Brokerage firms have for many years built the illusion that they serve individual investors. In reality, their representatives are commission based salesmen. But, you won't find that on their business cards. No, they call themselves "financial consultants" or make some other attempt to look like something that they are not. They frequently add designations like CFP (Certified Financial Planner) or ChFC (Chartered Financial Consultant) to their resume, but any financial planning advice that they offer is strictly incidental to the sale of a product.
Commission based sales has been extremely lucrative for brokerage firms. But, beyond the issue of brokers masquerading as advisors, commission based sales creates very obvious conflicts of interest. Will a commission based salesman for a brokerage or insurance firm pick the product that is best for the client or the product that pays the highest commission? What standard is the salesman held to? The standard is called 'suitability', which simply means that the product is suitable for the client. It does not mean it's the best choice. Who enforces this standard? NASD -- The National Association of Securities Dealers. NASD is not a government agency. It is a selfregulatory organization made up of brokers. A broker or insurance company salesman has no fiduciary duty to his or her client. Instead, the standard of suitability and the need for corporate profits guide their behavior.

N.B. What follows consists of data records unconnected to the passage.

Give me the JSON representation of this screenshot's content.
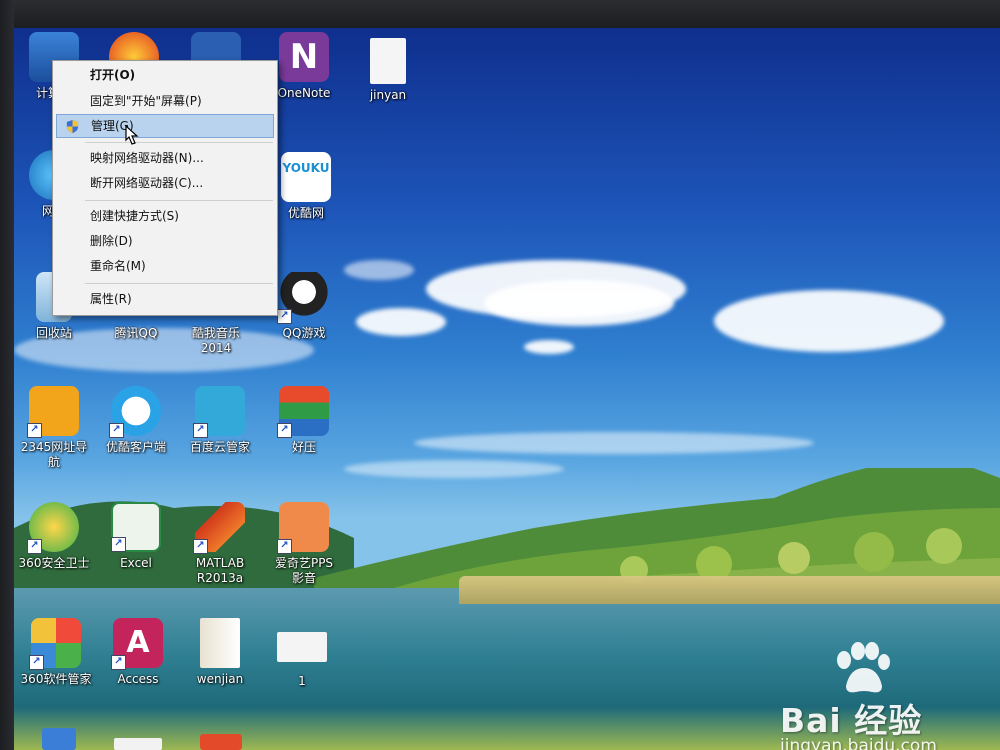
{
  "desktop_icons": [
    {
      "id": "computer",
      "label": "计算机"
    },
    {
      "id": "app-360-game",
      "label": ""
    },
    {
      "id": "word",
      "label": ""
    },
    {
      "id": "onenote",
      "label": "OneNote"
    },
    {
      "id": "jinyan",
      "label": "jinyan"
    },
    {
      "id": "network",
      "label": "网络"
    },
    {
      "id": "youku",
      "label": "优酷网"
    },
    {
      "id": "recycle-bin",
      "label": "回收站"
    },
    {
      "id": "tencent-qq",
      "label": "腾讯QQ"
    },
    {
      "id": "kuwo-music",
      "label": "酷我音乐\n2014"
    },
    {
      "id": "qq-game",
      "label": "QQ游戏"
    },
    {
      "id": "nav-2345",
      "label": "2345网址导\n航"
    },
    {
      "id": "youku-client",
      "label": "优酷客户端"
    },
    {
      "id": "baidu-cloud",
      "label": "百度云管家"
    },
    {
      "id": "haozip",
      "label": "好压"
    },
    {
      "id": "security-360",
      "label": "360安全卫士"
    },
    {
      "id": "excel",
      "label": "Excel"
    },
    {
      "id": "matlab",
      "label": "MATLAB\nR2013a"
    },
    {
      "id": "iqiyi-pps",
      "label": "爱奇艺PPS\n影音"
    },
    {
      "id": "software-360",
      "label": "360软件管家"
    },
    {
      "id": "access",
      "label": "Access"
    },
    {
      "id": "wenjian",
      "label": "wenjian"
    },
    {
      "id": "folder-1",
      "label": "1"
    }
  ],
  "context_menu": {
    "items": [
      {
        "label": "打开(O)",
        "bold": true
      },
      {
        "label": "固定到\"开始\"屏幕(P)"
      },
      {
        "label": "管理(G)",
        "highlighted": true,
        "icon": "uac-shield-icon"
      },
      {
        "label": "映射网络驱动器(N)..."
      },
      {
        "label": "断开网络驱动器(C)..."
      },
      {
        "label": "创建快捷方式(S)"
      },
      {
        "label": "删除(D)"
      },
      {
        "label": "重命名(M)"
      },
      {
        "label": "属性(R)"
      }
    ]
  },
  "watermark": {
    "brand": "Bai 经验",
    "url": "jingyan.baidu.com"
  },
  "colors": {
    "menu_bg": "#f2f2f2",
    "menu_highlight": "#b9d3ef",
    "sky_top": "#0f2f8e"
  }
}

You might think that you would see the commissions that are being taken out of your account when you do business with a broker or an insurance company representative. Unfortunately, you often don't. This is particularly true when you purchase a mutual fund through a brokerage firm. Most firms like to sell shares of mutual funds ' called A class shares ' that typically pay the brokerage firm 5% or more. This is deducted from your investment immediately. But, does it show up on your statement as a line item that clearly explains what happened to your investment? Of course not. Brokerage firms have made an art form out of hiding fees.
"You should fire your broker and find an investment advisor. Brokerage firms would like you to think that they perform the same functions as investment advisors. Many brokers call themselves 'financial consultants' or 'financial advisors'. But they are not the same as independent investment advisors... an investment advisor's fiduciary duty is on a higher plane, like that of a lawyer, a trustee, or the executor of an estate." - Arthur Levitt, Former SEC Chairman

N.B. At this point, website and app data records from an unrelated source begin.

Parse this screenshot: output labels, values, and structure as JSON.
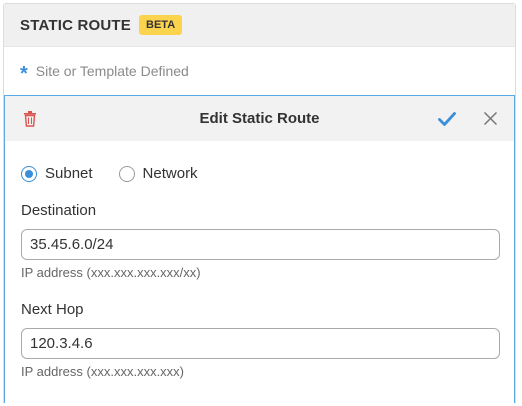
{
  "section": {
    "title": "STATIC ROUTE",
    "badge": "BETA",
    "inherited_text": "Site or Template Defined"
  },
  "edit_panel": {
    "title": "Edit Static Route",
    "type_options": [
      {
        "label": "Subnet",
        "selected": true
      },
      {
        "label": "Network",
        "selected": false
      }
    ],
    "destination": {
      "label": "Destination",
      "value": "35.45.6.0/24",
      "hint": "IP address (xxx.xxx.xxx.xxx/xx)"
    },
    "next_hop": {
      "label": "Next Hop",
      "value": "120.3.4.6",
      "hint": "IP address (xxx.xxx.xxx.xxx)"
    }
  },
  "colors": {
    "accent": "#3a8fd8",
    "badge": "#fcd34d",
    "delete": "#d9534f"
  },
  "icons": [
    "trash-icon",
    "checkmark-icon",
    "close-icon",
    "asterisk-icon"
  ]
}
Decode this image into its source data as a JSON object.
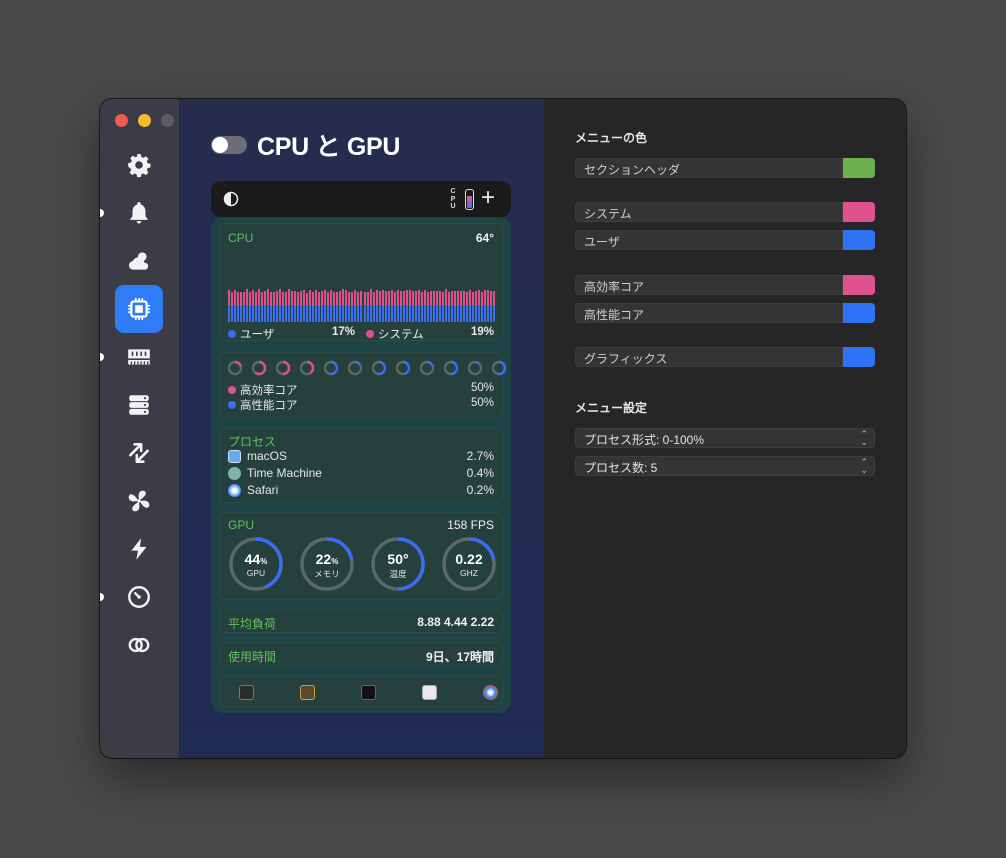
{
  "window": {
    "title": "CPU と GPU"
  },
  "sidebar": {
    "items": [
      {
        "icon": "gear-icon"
      },
      {
        "icon": "bell-icon"
      },
      {
        "icon": "weather-icon"
      },
      {
        "icon": "cpu-icon",
        "active": true
      },
      {
        "icon": "memory-icon"
      },
      {
        "icon": "disk-icon"
      },
      {
        "icon": "network-arrows-icon"
      },
      {
        "icon": "fan-icon"
      },
      {
        "icon": "bolt-icon"
      },
      {
        "icon": "clock-icon"
      },
      {
        "icon": "link-rings-icon"
      }
    ]
  },
  "menubar": {
    "cpu_text": "CPU"
  },
  "cpu": {
    "label": "CPU",
    "temp": "64°",
    "user_label": "ユーザ",
    "user_value": "17%",
    "system_label": "システム",
    "system_value": "19%",
    "history_user": [
      0.44,
      0.42,
      0.45,
      0.43,
      0.41,
      0.44,
      0.46,
      0.42,
      0.44,
      0.43,
      0.45,
      0.42,
      0.44,
      0.46,
      0.43,
      0.41,
      0.44,
      0.45,
      0.42,
      0.43,
      0.46,
      0.44,
      0.42,
      0.45,
      0.43,
      0.44,
      0.41,
      0.45,
      0.43,
      0.44,
      0.42,
      0.46,
      0.44,
      0.43,
      0.45,
      0.42,
      0.44,
      0.43,
      0.45,
      0.46,
      0.42,
      0.44,
      0.43,
      0.41,
      0.45,
      0.44,
      0.42,
      0.46,
      0.43,
      0.44,
      0.45,
      0.42,
      0.43,
      0.44,
      0.46,
      0.42,
      0.44,
      0.43,
      0.45,
      0.44,
      0.42,
      0.45,
      0.43,
      0.44,
      0.42,
      0.46,
      0.43,
      0.44,
      0.42,
      0.45,
      0.43,
      0.44,
      0.46,
      0.42,
      0.44,
      0.43,
      0.45,
      0.42,
      0.44,
      0.43,
      0.45,
      0.44,
      0.42,
      0.46,
      0.43,
      0.44,
      0.42,
      0.45,
      0.43
    ],
    "history_system": [
      0.4,
      0.37,
      0.39,
      0.36,
      0.38,
      0.35,
      0.4,
      0.37,
      0.39,
      0.36,
      0.41,
      0.37,
      0.38,
      0.4,
      0.36,
      0.39,
      0.37,
      0.41,
      0.38,
      0.36,
      0.4,
      0.37,
      0.39,
      0.35,
      0.38,
      0.4,
      0.36,
      0.39,
      0.37,
      0.41,
      0.38,
      0.36,
      0.39,
      0.37,
      0.4,
      0.38,
      0.36,
      0.39,
      0.41,
      0.37,
      0.38,
      0.36,
      0.4,
      0.39,
      0.37,
      0.35,
      0.38,
      0.4,
      0.37,
      0.39,
      0.36,
      0.41,
      0.38,
      0.37,
      0.39,
      0.36,
      0.4,
      0.38,
      0.37,
      0.39,
      0.41,
      0.36,
      0.38,
      0.4,
      0.37,
      0.39,
      0.36,
      0.38,
      0.4,
      0.37,
      0.39,
      0.36,
      0.41,
      0.38,
      0.37,
      0.39,
      0.36,
      0.4,
      0.38,
      0.37,
      0.39,
      0.36,
      0.4,
      0.38,
      0.37,
      0.39,
      0.41,
      0.36,
      0.38
    ]
  },
  "cores": {
    "rings": [
      {
        "color": "#e0518f",
        "fraction": 0.2
      },
      {
        "color": "#e0518f",
        "fraction": 0.6
      },
      {
        "color": "#e0518f",
        "fraction": 0.5
      },
      {
        "color": "#e0518f",
        "fraction": 0.4
      },
      {
        "color": "#3a6df2",
        "fraction": 0.5
      },
      {
        "color": "#3a6df2",
        "fraction": 0.15
      },
      {
        "color": "#3a6df2",
        "fraction": 0.55
      },
      {
        "color": "#3a6df2",
        "fraction": 0.45
      },
      {
        "color": "#3a6df2",
        "fraction": 0.2
      },
      {
        "color": "#3a6df2",
        "fraction": 0.5
      },
      {
        "color": "#3a6df2",
        "fraction": 0.1
      },
      {
        "color": "#3a6df2",
        "fraction": 0.55
      }
    ],
    "efficiency_label": "高効率コア",
    "efficiency_value": "50%",
    "performance_label": "高性能コア",
    "performance_value": "50%"
  },
  "processes": {
    "title": "プロセス",
    "items": [
      {
        "name": "macOS",
        "value": "2.7%",
        "icon": "macos-icon"
      },
      {
        "name": "Time Machine",
        "value": "0.4%",
        "icon": "time-machine-icon"
      },
      {
        "name": "Safari",
        "value": "0.2%",
        "icon": "safari-icon"
      }
    ]
  },
  "gpu": {
    "label": "GPU",
    "fps": "158 FPS",
    "gauges": [
      {
        "value": "44",
        "unit": "%",
        "label": "GPU",
        "fraction": 0.44
      },
      {
        "value": "22",
        "unit": "%",
        "label": "メモリ",
        "fraction": 0.22
      },
      {
        "value": "50°",
        "unit": "",
        "label": "温度",
        "fraction": 0.5
      },
      {
        "value": "0.22",
        "unit": "",
        "label": "GHZ",
        "fraction": 0.22
      }
    ]
  },
  "load": {
    "label": "平均負荷",
    "value": "8.88 4.44 2.22"
  },
  "uptime": {
    "label": "使用時間",
    "value": "9日、17時間"
  },
  "dock": {
    "items": [
      {
        "icon": "activity-monitor-icon"
      },
      {
        "icon": "system-info-icon"
      },
      {
        "icon": "terminal-icon"
      },
      {
        "icon": "keychain-icon"
      },
      {
        "icon": "safari-icon"
      }
    ]
  },
  "settings": {
    "menu_colors_title": "メニューの色",
    "colors": [
      {
        "label": "セクションヘッダ",
        "color": "#6ab04c"
      },
      {
        "label": "システム",
        "color": "#e0518f"
      },
      {
        "label": "ユーザ",
        "color": "#2f72f5"
      },
      {
        "label": "高効率コア",
        "color": "#e0518f"
      },
      {
        "label": "高性能コア",
        "color": "#2f72f5"
      },
      {
        "label": "グラフィックス",
        "color": "#2f72f5"
      }
    ],
    "menu_settings_title": "メニュー設定",
    "process_format": "プロセス形式: 0-100%",
    "process_count": "プロセス数: 5"
  }
}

Unlike brokers, Registered Investment Advisors have a fiduciary duty to their client.
They are legally bound to put the client's interest first, including putting it ahead of their
own interest. This is vastly different from the standard of suitability. Registered
Investment Advisors are regulated by state and federal authorities, not NASD. This is a
big step in the right direction, but it doesn't go far enough. Many, if not most, Registered
Investment Advisors still work on a commission basis. The same conflicts of interest
exist with them. Others call themselves "fee-based". This is a meaningless term that is
also used in the brokerage industry. These are advisors or brokers that get paid by both
commission and fees. The only form of compensation that guarantees an advisor's
objectivity is fee-only.
Fee-only advisors do not accept any form of commission from the sale of any product.
This means that the advisor is free to choose the best product for the client. Fee-only
advisors are still relatively rare, but their ranks are growing rapidly. It's an ethical way of
compensating the advisor and it fosters trust between the advisor and the client. All fees
are clearly disclosed. When you interview an advisor that you may want to work with,
one of the most important questions you should ask is "How are you compensated"?
Unlike brokers, Registered Investment Advisors are required by state and federal law to
provide prospective clients with a document called Form ADV Part II. This document
describes how the advisor firm operates, including how fees are paid. Read it and
understand it. However, there is very important information that is contained in Form
ADV Part I concerning the regulatory history of the firm. This section is available online
or you can request it from the firm. You should avoid any firm that
hesitates to make it available to you.
CFP, ChFC, ABC, XYZ ? new designations seem to appear every day. It's not uncommon to find financial product salesmen with several of these listed after their name. Is it important? They certainly want you to think so. The organizations that offer the designations spend a lot of money to convince consumers that their designation is the "gold standard". Unfortunately, none of these designations guarantee more than a very basic competency, often in a very broad range of subject matter. A CFP or ChFC can be valuable for a financial planner. But, these designations have very little to do with asset management. In fact, both require only a single basic investment course that can be taken online. A CFA can be a valuable designation for a portfolio manager, but does nothing to denote competency in financial planning.
The best course of action is to work with a fee only Registered Investment Advisor that offers a multi-disciplinary team approach to managing your finances. This may include planners with CFP or ChFC designations, experienced asset managers that may hold the CFA designation, CPAs, and estate planning attorneys. It can be difficult to find a fee only firm with these capabilities, but it is well worth your effort to do the research required. Finally, be careful with recommendations from friends and family members.
They often lack the understanding that is required to select an advisor and are, instead, exploited by the salesman that handles their account and begs them for referrals. Do your own research before you choose an advisor. Your future depends on it.